**Problem description**
Check each line of the listing for the string "anime". Copy those where it appears.

*-*-*

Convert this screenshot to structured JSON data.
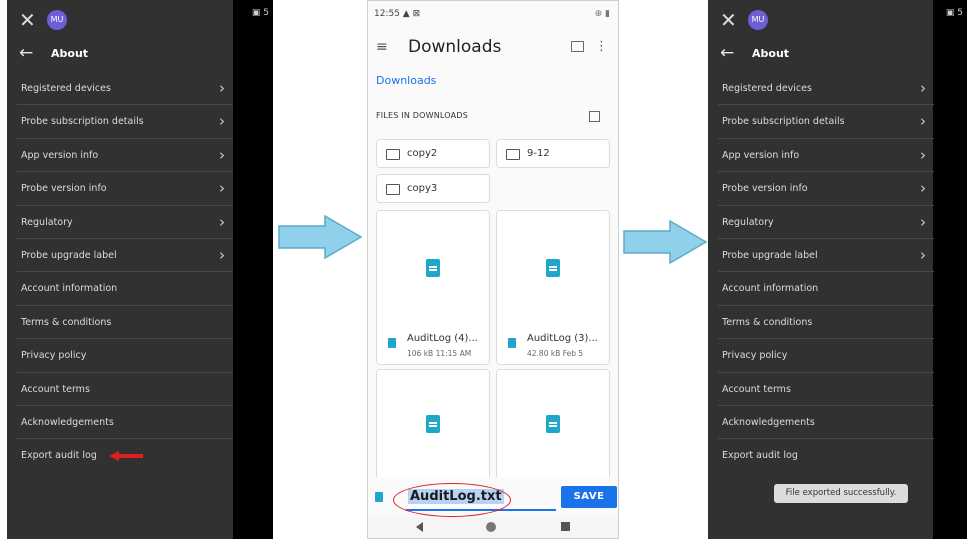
{
  "left_phone": {
    "avatar": "MU",
    "status_mini": "5",
    "title": "About",
    "items": [
      {
        "label": "Registered devices",
        "chevron": true
      },
      {
        "label": "Probe subscription details",
        "chevron": true
      },
      {
        "label": "App version info",
        "chevron": true
      },
      {
        "label": "Probe version info",
        "chevron": true
      },
      {
        "label": "Regulatory",
        "chevron": true
      },
      {
        "label": "Probe upgrade label",
        "chevron": true
      },
      {
        "label": "Account information",
        "chevron": false
      },
      {
        "label": "Terms & conditions",
        "chevron": false
      },
      {
        "label": "Privacy policy",
        "chevron": false
      },
      {
        "label": "Account terms",
        "chevron": false
      },
      {
        "label": "Acknowledgements",
        "chevron": false
      },
      {
        "label": "Export audit log",
        "chevron": false
      }
    ]
  },
  "middle_phone": {
    "time": "12:55",
    "status_right": "⊕ ▮",
    "title": "Downloads",
    "breadcrumb": "Downloads",
    "section_label": "FILES IN DOWNLOADS",
    "folders": [
      "copy2",
      "9-12",
      "copy3"
    ],
    "files": [
      {
        "name": "AuditLog (4)...",
        "meta": "106 kB 11:15 AM"
      },
      {
        "name": "AuditLog (3)...",
        "meta": "42.80 kB Feb 5"
      }
    ],
    "filename_input": "AuditLog.txt",
    "save_label": "SAVE"
  },
  "right_phone": {
    "avatar": "MU",
    "status_mini": "5",
    "title": "About",
    "items": [
      {
        "label": "Registered devices",
        "chevron": true
      },
      {
        "label": "Probe subscription details",
        "chevron": true
      },
      {
        "label": "App version info",
        "chevron": true
      },
      {
        "label": "Probe version info",
        "chevron": true
      },
      {
        "label": "Regulatory",
        "chevron": true
      },
      {
        "label": "Probe upgrade label",
        "chevron": true
      },
      {
        "label": "Account information",
        "chevron": false
      },
      {
        "label": "Terms & conditions",
        "chevron": false
      },
      {
        "label": "Privacy policy",
        "chevron": false
      },
      {
        "label": "Account terms",
        "chevron": false
      },
      {
        "label": "Acknowledgements",
        "chevron": false
      },
      {
        "label": "Export audit log",
        "chevron": false
      }
    ],
    "toast": "File exported successfully."
  },
  "colors": {
    "dark_bg": "#313131",
    "accent_blue": "#1a73e8",
    "annotation_red": "#e02020",
    "arrow_blue": "#8fd0ea",
    "doc_icon": "#1fa6c8"
  }
}
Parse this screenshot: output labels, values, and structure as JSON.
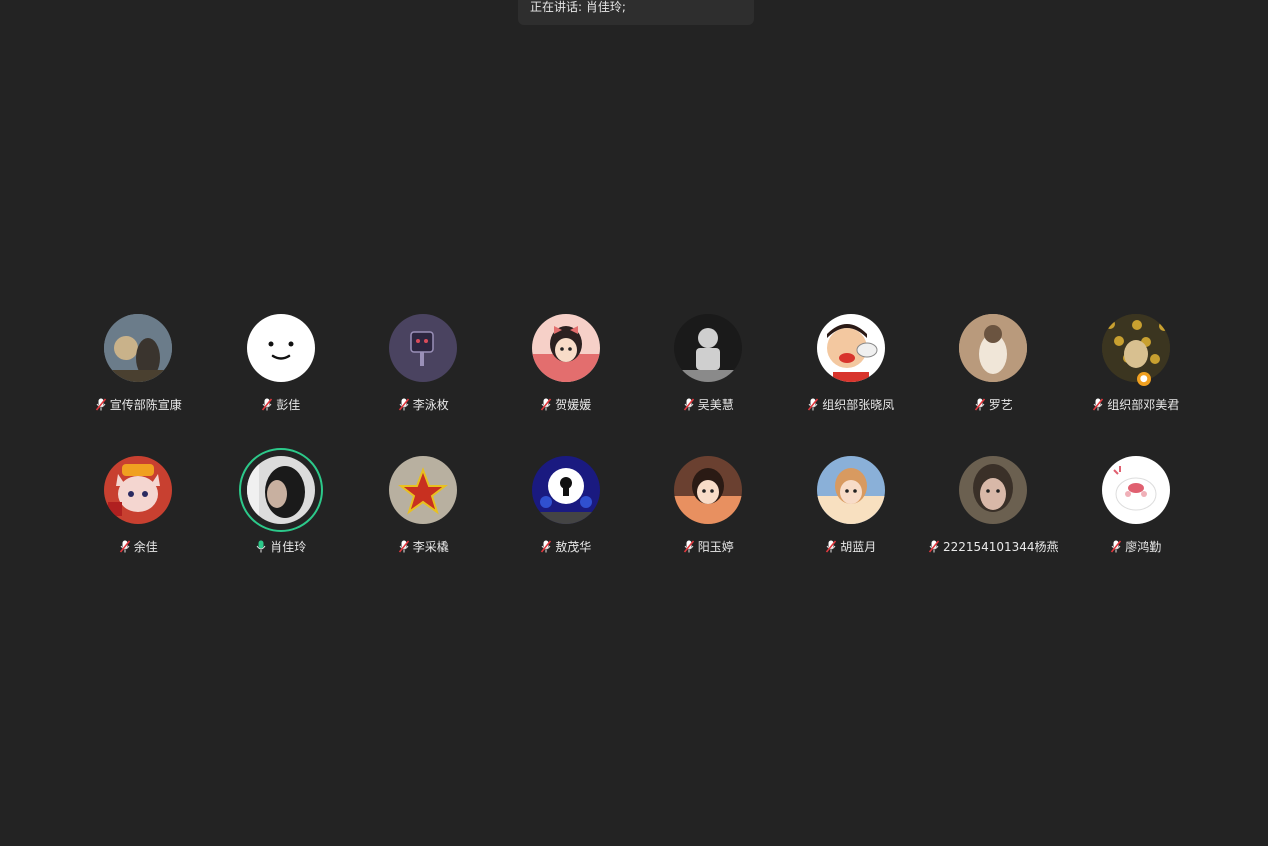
{
  "banner": {
    "prefix": "正在讲话:",
    "speaker": "肖佳玲;"
  },
  "participants": [
    {
      "name": "宣传部陈宣康",
      "muted": true,
      "speaking": false,
      "host": false,
      "avatar": "photo-person-sunset-icon",
      "colors": [
        "#6b7c8a",
        "#c9b28a",
        "#3a342e"
      ]
    },
    {
      "name": "彭佳",
      "muted": true,
      "speaking": false,
      "host": false,
      "avatar": "smiley-face-icon",
      "colors": [
        "#ffffff",
        "#111111",
        "#ffffff"
      ]
    },
    {
      "name": "李泳枚",
      "muted": true,
      "speaking": false,
      "host": false,
      "avatar": "robot-tv-icon",
      "colors": [
        "#4a4360",
        "#2c2640",
        "#d94b5a"
      ]
    },
    {
      "name": "贺媛媛",
      "muted": true,
      "speaking": false,
      "host": false,
      "avatar": "anime-girl-bow-icon",
      "colors": [
        "#f6d0c8",
        "#e36e6e",
        "#2b2020"
      ]
    },
    {
      "name": "吴美慧",
      "muted": true,
      "speaking": false,
      "host": false,
      "avatar": "astronaut-icon",
      "colors": [
        "#1a1a1a",
        "#cfcfcf",
        "#8a8a8a"
      ]
    },
    {
      "name": "组织部张晓凤",
      "muted": true,
      "speaking": false,
      "host": false,
      "avatar": "cartoon-boy-eating-icon",
      "colors": [
        "#ffffff",
        "#d8342c",
        "#2b1a16"
      ]
    },
    {
      "name": "罗艺",
      "muted": true,
      "speaking": false,
      "host": false,
      "avatar": "baby-photo-icon",
      "colors": [
        "#b99a7c",
        "#f0e6d8",
        "#6b5440"
      ]
    },
    {
      "name": "组织部邓美君",
      "muted": true,
      "speaking": false,
      "host": true,
      "avatar": "photo-flowers-icon",
      "colors": [
        "#3b3520",
        "#c8a030",
        "#d8c090"
      ]
    },
    {
      "name": "余佳",
      "muted": true,
      "speaking": false,
      "host": false,
      "avatar": "tiger-cat-icon",
      "colors": [
        "#c84030",
        "#f4d6d0",
        "#ffffff"
      ]
    },
    {
      "name": "肖佳玲",
      "muted": false,
      "speaking": true,
      "host": false,
      "avatar": "girl-hood-photo-icon",
      "colors": [
        "#dcdcdc",
        "#4a4a4a",
        "#1a1a1a"
      ]
    },
    {
      "name": "李采橇",
      "muted": true,
      "speaking": false,
      "host": false,
      "avatar": "red-star-icon",
      "colors": [
        "#b8b0a0",
        "#e8c020",
        "#c83020"
      ]
    },
    {
      "name": "敖茂华",
      "muted": true,
      "speaking": false,
      "host": false,
      "avatar": "keyhole-ghost-icon",
      "colors": [
        "#1a1a80",
        "#ffffff",
        "#3050d0"
      ]
    },
    {
      "name": "阳玉婷",
      "muted": true,
      "speaking": false,
      "host": false,
      "avatar": "anime-girl-sunset-icon",
      "colors": [
        "#6a4030",
        "#e89060",
        "#2a1a14"
      ]
    },
    {
      "name": "胡蓝月",
      "muted": true,
      "speaking": false,
      "host": false,
      "avatar": "anime-girl-sky-icon",
      "colors": [
        "#8ab0d8",
        "#f8e0c0",
        "#d89a60"
      ]
    },
    {
      "name": "222154101344杨燕",
      "muted": true,
      "speaking": false,
      "host": false,
      "avatar": "girl-portrait-icon",
      "colors": [
        "#6b6050",
        "#d8b8a8",
        "#3a3028"
      ]
    },
    {
      "name": "廖鸿勤",
      "muted": true,
      "speaking": false,
      "host": false,
      "avatar": "cute-bunny-icon",
      "colors": [
        "#ffffff",
        "#f0b0b8",
        "#e06070"
      ]
    }
  ]
}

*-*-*

**Solution for this problem**
      "avatar": "anime-girl-bow-icon",
      "avatar": "anime-girl-sunset-icon",
      "avatar": "anime-girl-sky-icon",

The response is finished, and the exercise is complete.